There are more relaxing ways to spend summer vacation than worrying about Common App essays, personal statements, and the whole assortment of supplements coming up, but summer can also be a great time to actually do some of the essays -- and put them behind you.
I wouldn't say it's important to do the essays this week or even this month, but I think it's a good idea to become familiar with them and mull over the possibilities - and see which prompt makes your heart beat a little faster than the others. Remember, choose one of five, and your word limit is 650.
The point of the Common App essay is to reveal something about yourself - a passion, talent, accomplishment, perspective, life story, problem-solving ability - that will fill out your academic record and convey the essence of who you are and/or what you feel makes you stand out as an applicant.
If you're stumped looking through the prompts, ask yourself what it is you want your college admissions departments to know about you: have you overcome a particular hardship, did learning to juggle change your life, did challenging the existence of God at a religious retreat give you courage, did your first job make you feel grown up and competent, have you always had a fascination with maps and travel?
Before delving into each prompt below, take a look at how popular each prompt has been. Earlier this year, the Common Application organization broke down 800,000 unique applications from last year. These percentages nearly match my experience as a counselor, with the exception of Prompt 2 (very few of my clients write about failure) and Prompt 4 (more than 10 percent of my clients write about solving problems).
Prompt 1: Background, identity, interest or talent: 47 percent of the applicants selected this
Prompt 2: A lesson from failure: 17 percent selected
Prompt 3: Challenging an idea: 4 percent selected
Prompt 4: Solving a problem: 10 percent selected
Prompt 5: An accomplishment that marks adulthood: 22 percent selected
Take a look at the prompts in full, followed by my observations and an example or two:
1. Some students have a background, identity, interest, or talent that is so meaningful they believe their application would be incomplete without it. If this sounds like you, then please share your story.

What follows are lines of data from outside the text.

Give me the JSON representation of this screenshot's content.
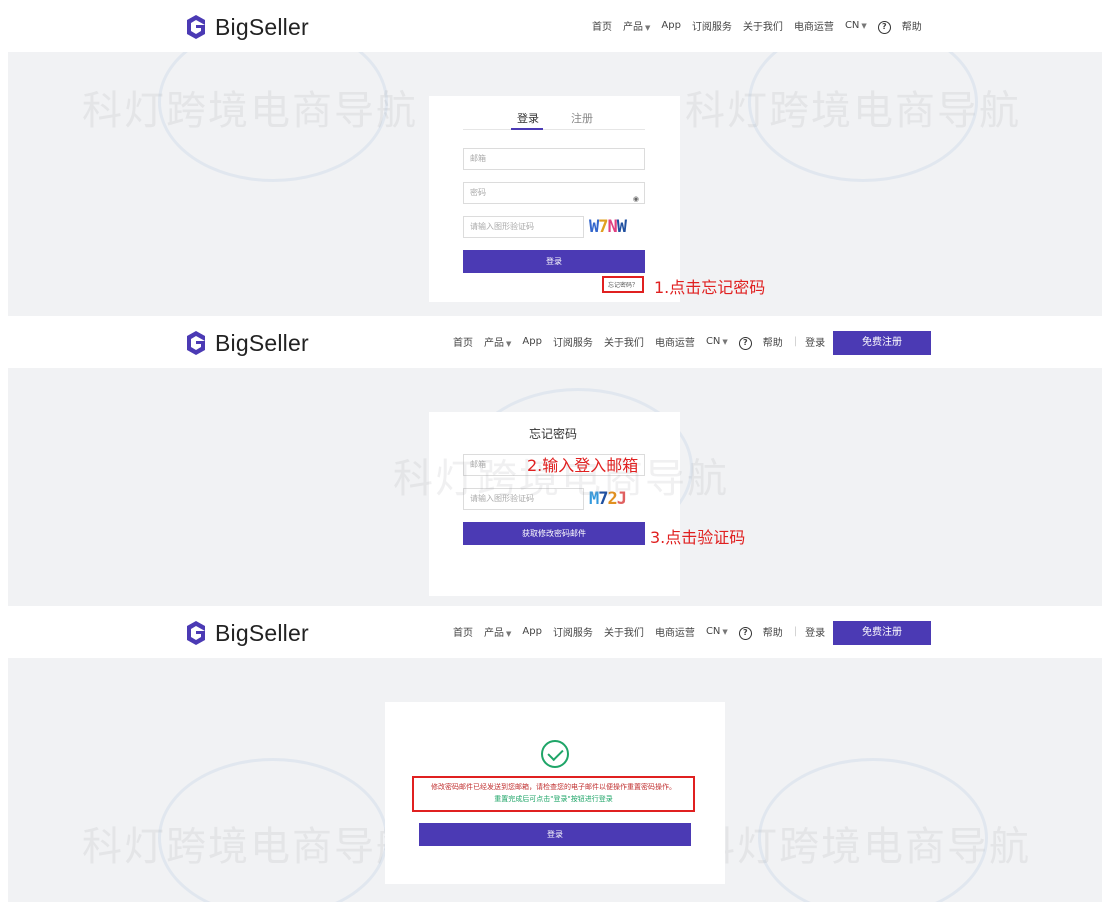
{
  "brand": {
    "name": "BigSeller",
    "accent": "#4b3ab4",
    "annotation_color": "#e02020",
    "success_color": "#1fa568"
  },
  "nav": {
    "home": "首页",
    "product": "产品",
    "app": "App",
    "subscription": "订阅服务",
    "about": "关于我们",
    "ecommerce": "电商运营",
    "lang": "CN",
    "help": "帮助",
    "login": "登录",
    "register": "免费注册"
  },
  "watermark": "科灯跨境电商导航",
  "step1": {
    "tab_login": "登录",
    "tab_register": "注册",
    "email_placeholder": "邮箱",
    "password_placeholder": "密码",
    "captcha_placeholder": "请输入图形验证码",
    "captcha_code": "W7NW",
    "login_button": "登录",
    "forgot_link": "忘记密码？",
    "annotation": "1.点击忘记密码"
  },
  "step2": {
    "title": "忘记密码",
    "email_placeholder": "邮箱",
    "captcha_placeholder": "请输入图形验证码",
    "captcha_code": "M72J",
    "submit_button": "获取修改密码邮件",
    "annotation_email": "2.输入登入邮箱",
    "annotation_captcha": "3.点击验证码"
  },
  "step3": {
    "message_line1": "修改密码邮件已经发送到您邮箱，请检查您的电子邮件以便操作重置密码操作。",
    "message_line2": "重置完成后可点击\"登录\"按钮进行登录",
    "login_button": "登录"
  }
}
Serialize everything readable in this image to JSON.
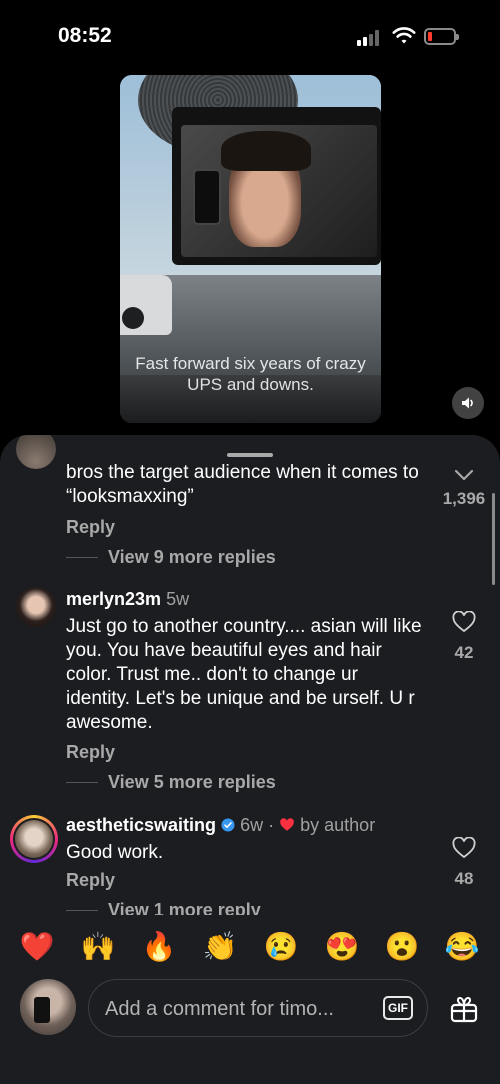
{
  "status_bar": {
    "time": "08:52"
  },
  "video": {
    "caption": "Fast forward six years of crazy UPS and downs."
  },
  "comments": [
    {
      "body": "bros the target audience when it comes to “looksmaxxing”",
      "reply_label": "Reply",
      "like_count": "1,396",
      "more_replies": "View 9 more replies"
    },
    {
      "username": "merlyn23m",
      "age": "5w",
      "body": "Just go to another country.... asian will like you. You have beautiful eyes and hair color.  Trust me.. don't to change ur identity.  Let's be unique and be urself. U r awesome.",
      "reply_label": "Reply",
      "like_count": "42",
      "more_replies": "View 5 more replies"
    },
    {
      "username": "aestheticswaiting",
      "age": "6w",
      "separator": "·",
      "liked_by": "by author",
      "body": "Good work.",
      "reply_label": "Reply",
      "like_count": "48",
      "more_replies": "View 1 more reply"
    }
  ],
  "emojis": [
    "❤️",
    "🙌",
    "🔥",
    "👏",
    "😢",
    "😍",
    "😮",
    "😂"
  ],
  "composer": {
    "placeholder": "Add a comment for timo...",
    "gif_label": "GIF"
  },
  "colors": {
    "sheet_bg": "#1c1d20",
    "verified": "#3897f0",
    "heart_red": "#ff3040",
    "battery_low": "#ff3b30"
  }
}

* It's not surprising that this is so popular. It invites every kind of life story: growing up as a triplet, growing up with a particular hardship or passion (reading, wilderness, music, gymnastics), or even a special relationship to others in your family. As always, the essay should strike a balance between describing the experience or activity and revealing its value. Head for a 50/50 split - or at least 65/35, story vs. its meaning to you.
2. The lessons we take from failure can be fundamental to later success. Recount an incident or time when you experienced failure. How did it affect you, and what did you learn from the experience?
* I generally don't direct students to one prompt or another. I prefer to let their story determine the best prompt, but if a student has a strong record, intense interests, or a special experience, I usually steer them away from this prompt. Yes, we all fail, and most of us learn from failure, but unless this is the predominant story a student has, I encourage them - in the words of a famous 1940s song - to "accentuate the positive."
3. Reflect on a time when you challenged a belief or idea. What prompted you to act? Would you make the same decision again?
* This is the least popular prompt of all for the Common App in general and in my work, too. Nearly everyone takes a quick pass on this. The two students who chose it both challenged religious beliefs while in religious settings. They were both terrific essays!
4. Describe a problem you've solved or a problem you'd like to solve. It can be an intellectual challenge, a research query, an ethical dilemma - anything that is of personal importance, no matter the scale. Explain its significance to you and what steps you took or could be taken to identify a solution.
* While only ten percent of Common App applicants did this prompt, among my students, the figure was higher. I think it can be a great way to reveal a student's interests, creativity, critical thinking skills, and initiative. One student who lived in a drought area wrote about his efforts to build a water desalination machine, another about wanting to solve the crumbling infrastructure problem in the U.S., and a third about how volunteering in a local school helped her resolve a difficult relationship with her father.
5. Discuss an accomplishment or event, formal or informal, that marked your transition from childhood to adulthood within your culture, community, or family.
* Another popular prompt! Quite often the story a student tells in this prompt is the same he or she tells in Prompt 1, with a different emphasis. This can be more challenging to write because you have to lay out "before and after" the big moment, which is tough to do in 650 words. But if that's the story that reveals what you want colleges to know, it can be done, and often is. I encourage students to look at either a single event or periods in their lives - a month, a summer, a semester - after which they felt much more mature.
Do you need to begin writing right away? No, but why not take some notes on what might interest you? Which story about yourself is most revealing? And again, what is it that you want universities to know about you?
As you begin, write longer than the maximum, to find out what your material is. When you reread it, what stands out? What interests you most? Where is the best writing? Don't rush to finish, but if you do finish, think of what you've done as a draft, which means you're eager to keep rewriting to make it better.
What makes good writing for college application essays: your own voice, a more informal style than an academic paper, specificity, detail, and making sure that you're writing about yourself - not the influence of someone else on you, but how you have moved through your life and gained insight, confidence, a sense of accomplishment - or a passion that won't quit.
Elizabeth Benedict is a bestselling author and editor, former Ivy League professor of writing, and founder of Don't Sweat the Essay.